Brown Goshawk (Accipiter fasciatus).
In the same area we had Brown Falcon, Budgie's, Singing Honeyeater, White-winged Fairywrens (Malurus leucopterus), Brown Songlark (Cincloramphus cruralis) and a brief flyby Pied Honeyeater (Certhionyx variegatus).
Wedge-tailed Eagle (Aquila audax).
Wedge-tailed Eagle (Aquila audax).
We again continued on until we reached some S**T Ponds, on the way we had a Wedge-tailed Eagle (Aquila audax) which was being mobbed by a group of Torresian Crows (Corvus orru), at the pools we Tree Martins (Petrochelidon nigricans),  my first White-backed Swallow (Cheramoeca leucosterna) which was a very smart chap, Hardhead (Aythya australis) x2, Grey Teal (Anas gracilis), Australasian (Tachybaptus novaehollandiae) and Hoary-headed Grebe (Poliocephalus poliocephalus), Little Corella (Cacatua sanguinea), more Zebra Finches and another Wedge-tailed Eagle.
Grey Teal (Anas gracilis).
On the last leg of the drive we had quite a few Feral Donkeys which are a big problem in the Out Back, Red-backed Kingfisher (Todiramphus pyrrhopygius) x2, Galah's (Eolophus roseicapilla), Australian Hobby, Mulga Parrots and then the star bird of the day.
Some of the 5 million or more Feral Donkeys which are a big problem in the Out Back.

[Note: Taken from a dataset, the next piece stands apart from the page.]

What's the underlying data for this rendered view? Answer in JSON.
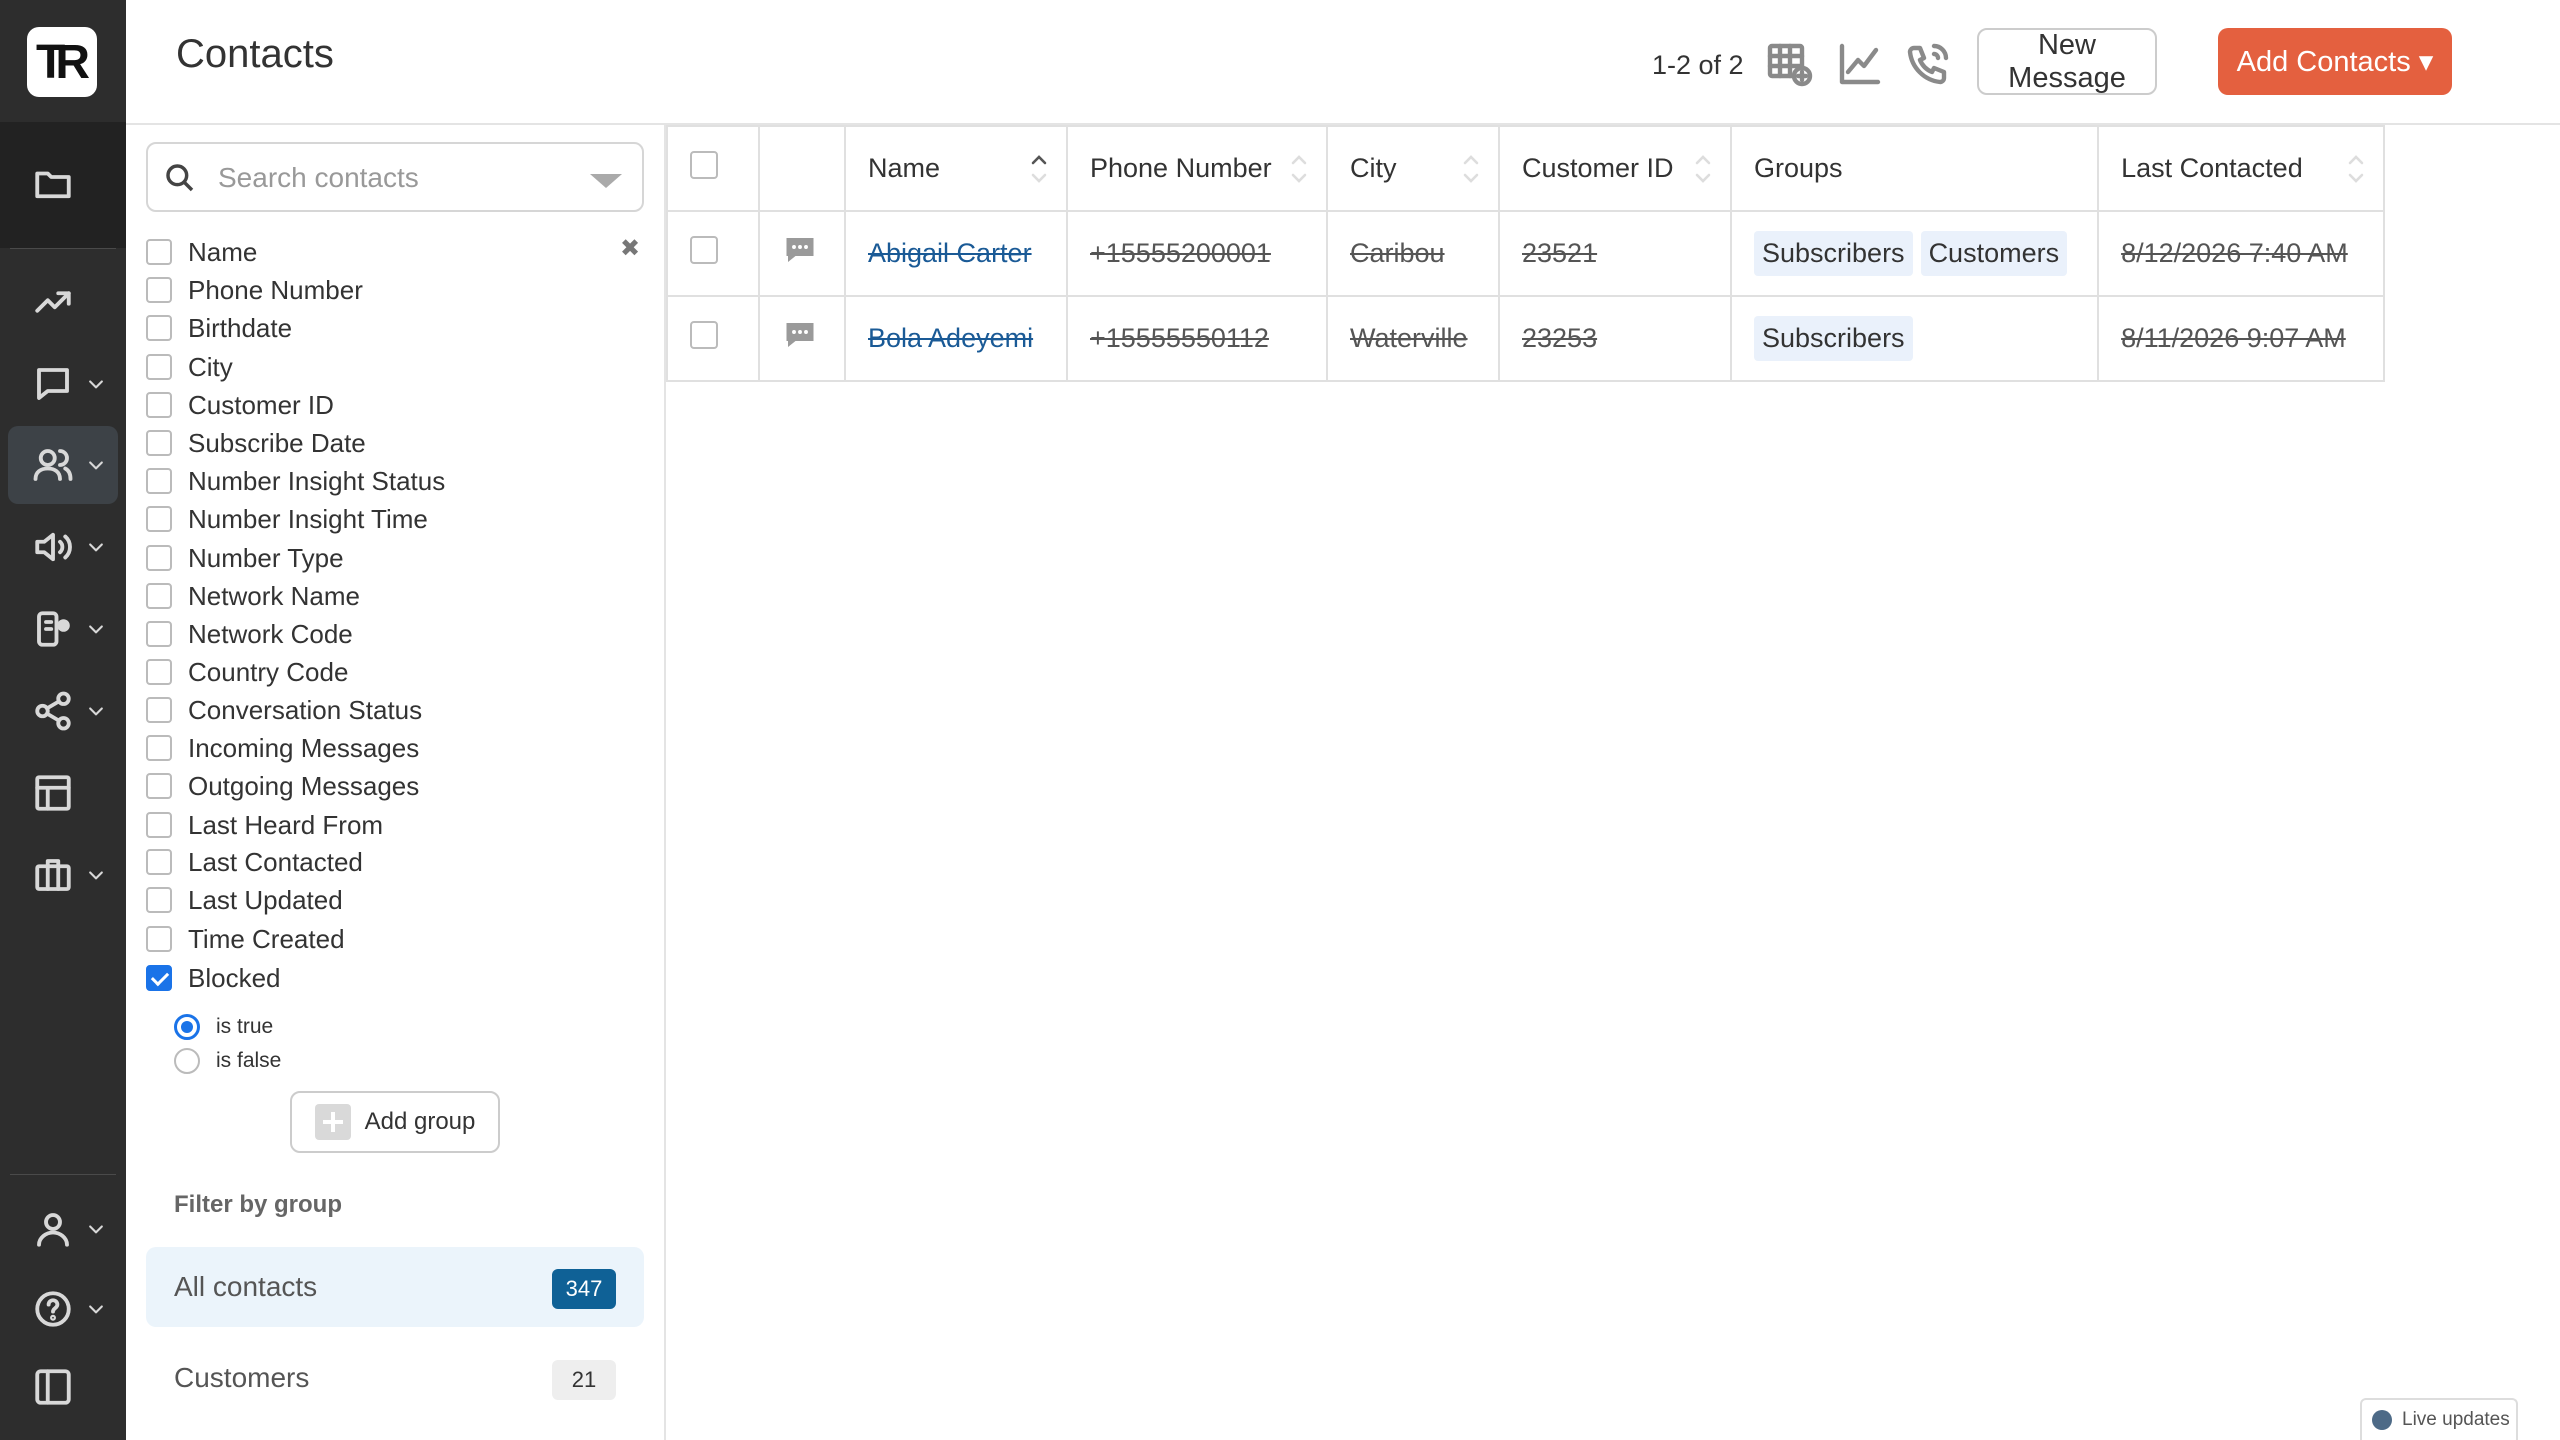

Feral Donkeys.
Suddenly Ian hit the breaks, slowed down, turned the vehicle around and drove back to check a bird on one of the Stobie pole with out taking his eyes off it as he was sure of his Identification straight away and wanted to make sure it didn't fly, when Deb and I saw the bird we instantly realized it was out third Grey Falcon (Falco hypoleucos) of this part of the trip.
Grey Falcon (Falco hypoleucos) immature.
The immature bird sat nicely giving us the chance to get good shots of this incredably rare bird, we were happy with this sighting as we thought it was unlikely we would get another chance to get photos.
We continued on and reached the accommodation just before dark.

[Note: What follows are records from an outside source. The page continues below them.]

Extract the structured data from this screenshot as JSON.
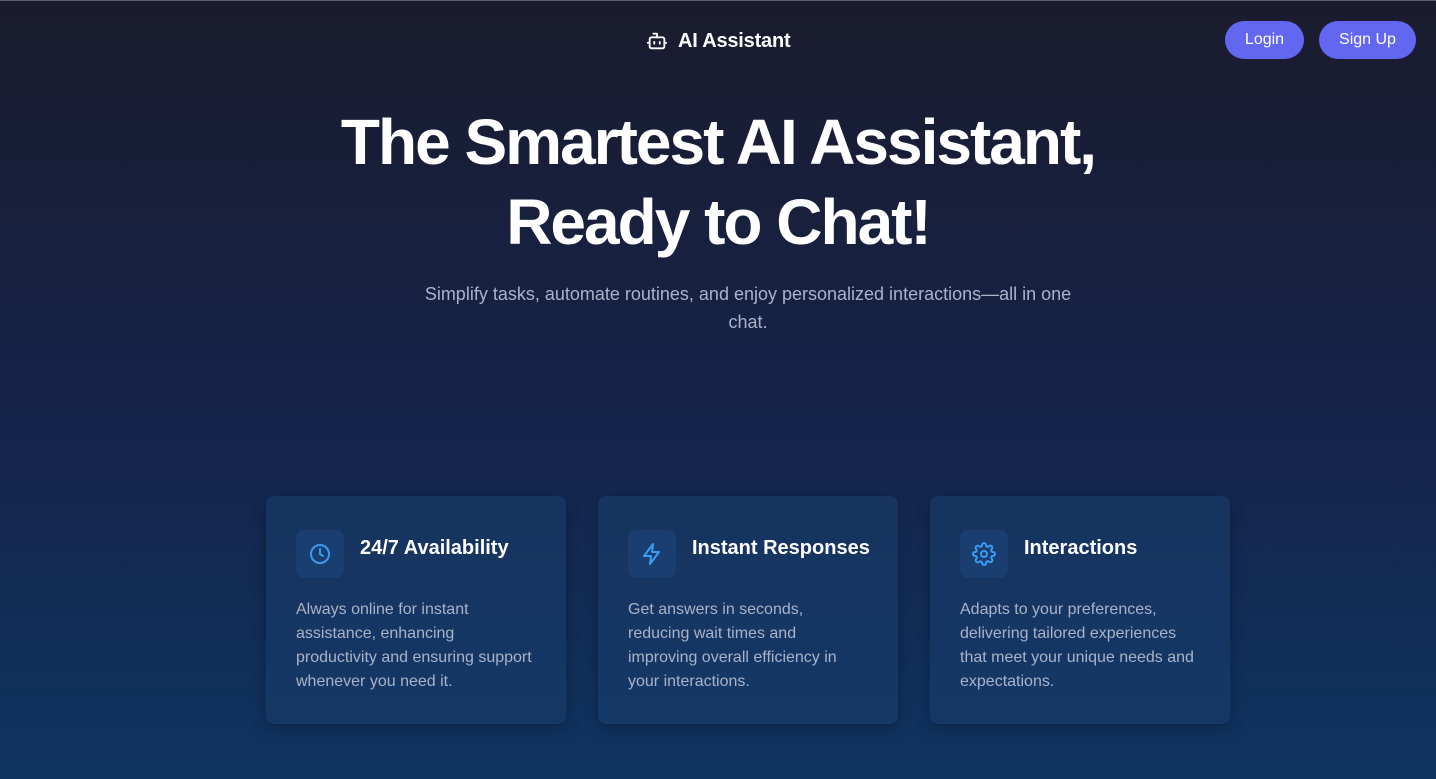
{
  "header": {
    "brand_icon": "robot-icon",
    "brand_name": "AI Assistant",
    "login_label": "Login",
    "signup_label": "Sign Up"
  },
  "hero": {
    "title_line1": "The Smartest AI Assistant,",
    "title_line2": "Ready to Chat!",
    "subtitle": "Simplify tasks, automate routines, and enjoy personalized interactions—all in one chat."
  },
  "features": [
    {
      "icon": "clock-icon",
      "title": "24/7 Availability",
      "description": "Always online for instant assistance, enhancing productivity and ensuring support whenever you need it."
    },
    {
      "icon": "lightning-icon",
      "title": "Instant Responses",
      "description": "Get answers in seconds, reducing wait times and improving overall efficiency in your interactions."
    },
    {
      "icon": "gear-icon",
      "title": "Interactions",
      "description": "Adapts to your preferences, delivering tailored experiences that meet your unique needs and expectations."
    }
  ],
  "colors": {
    "accent": "#6366f1",
    "icon_blue": "#3b9cf5",
    "muted_text": "#a9b3c9"
  }
}
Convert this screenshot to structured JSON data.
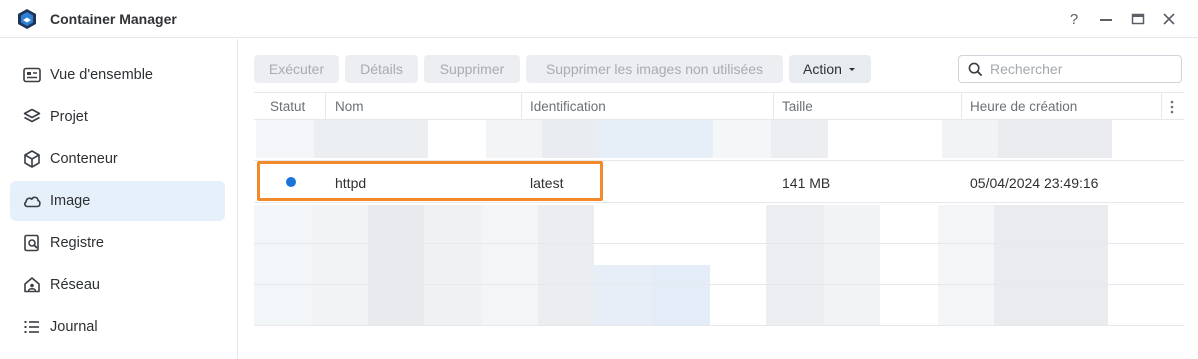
{
  "window": {
    "title": "Container Manager",
    "controls": {
      "help": "?",
      "minimize": "—",
      "maximize": "☐",
      "close": "✕"
    }
  },
  "sidebar": {
    "items": [
      {
        "label": "Vue d'ensemble",
        "icon": "overview-icon",
        "active": false
      },
      {
        "label": "Projet",
        "icon": "project-layers-icon",
        "active": false
      },
      {
        "label": "Conteneur",
        "icon": "container-cube-icon",
        "active": false
      },
      {
        "label": "Image",
        "icon": "cloud-icon",
        "active": true
      },
      {
        "label": "Registre",
        "icon": "registry-search-icon",
        "active": false
      },
      {
        "label": "Réseau",
        "icon": "network-house-icon",
        "active": false
      },
      {
        "label": "Journal",
        "icon": "log-list-icon",
        "active": false
      }
    ]
  },
  "toolbar": {
    "run_label": "Exécuter",
    "details_label": "Détails",
    "delete_label": "Supprimer",
    "delete_unused_label": "Supprimer les images non utilisées",
    "action_label": "Action"
  },
  "search": {
    "placeholder": "Rechercher"
  },
  "table": {
    "headers": [
      "Statut",
      "Nom",
      "Identification",
      "Taille",
      "Heure de création"
    ],
    "rows": [
      {
        "status": "running",
        "name": "httpd",
        "tag": "latest",
        "size": "141 MB",
        "created": "05/04/2024 23:49:16"
      }
    ]
  },
  "colors": {
    "accent": "#1a73d9",
    "highlight": "#f28a2c",
    "active_bg": "#e6f0fb"
  }
}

3 comments:

Anonymous said...

Well Mick I thought I would check your blog out , I'm a bit envious now 😉 . Amazing birds and great photos 🍻

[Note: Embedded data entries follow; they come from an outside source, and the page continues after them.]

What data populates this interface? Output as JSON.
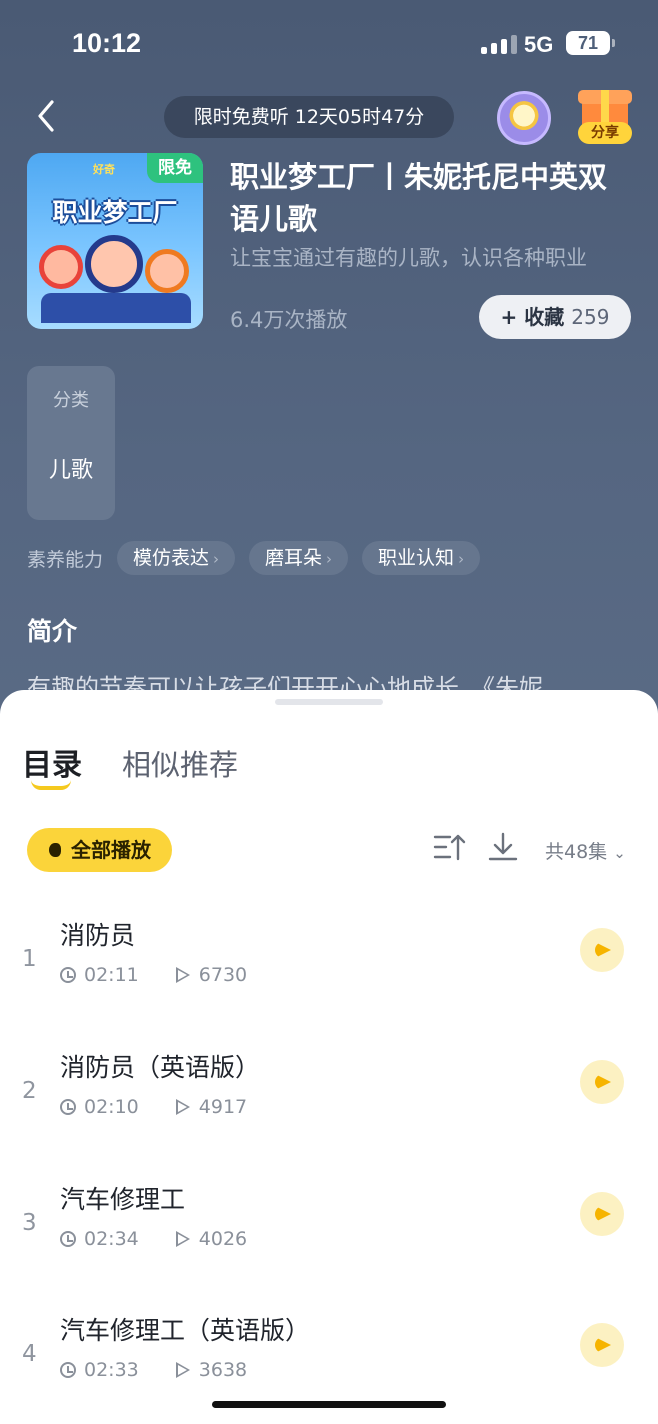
{
  "status_bar": {
    "time": "10:12",
    "network": "5G",
    "battery": "71"
  },
  "header": {
    "timer": "限时免费听 12天05时47分",
    "share_label": "分享"
  },
  "album": {
    "cover_title": "职业梦工厂",
    "cover_brand": "好奇",
    "cover_badge": "限免",
    "title": "职业梦工厂丨朱妮托尼中英双语儿歌",
    "subtitle": "让宝宝通过有趣的儿歌，认识各种职业",
    "plays": "6.4万次播放",
    "collect_label": "收藏",
    "collect_count": "259"
  },
  "category": {
    "key": "分类",
    "value": "儿歌"
  },
  "skills": {
    "label": "素养能力",
    "tags": [
      "模仿表达",
      "磨耳朵",
      "职业认知"
    ]
  },
  "intro": {
    "heading": "简介",
    "text": "有趣的节奏可以让孩子们开开心心地成长，《朱妮"
  },
  "sheet": {
    "tabs": [
      "目录",
      "相似推荐"
    ],
    "play_all": "全部播放",
    "episode_count": "共48集",
    "episodes": [
      {
        "num": "1",
        "name": "消防员",
        "duration": "02:11",
        "plays": "6730"
      },
      {
        "num": "2",
        "name": "消防员（英语版）",
        "duration": "02:10",
        "plays": "4917"
      },
      {
        "num": "3",
        "name": "汽车修理工",
        "duration": "02:34",
        "plays": "4026"
      },
      {
        "num": "4",
        "name": "汽车修理工（英语版）",
        "duration": "02:33",
        "plays": "3638"
      }
    ]
  }
}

Ricky said...

Well Mick I decided to check your blog out , I'm a little envious now 😉 . Amazing birds and great photos 🍻

LojaWldlife said...

Thanks Ricky, having a great time, 340 odd species now but way behind with the blog as there is just too much to see.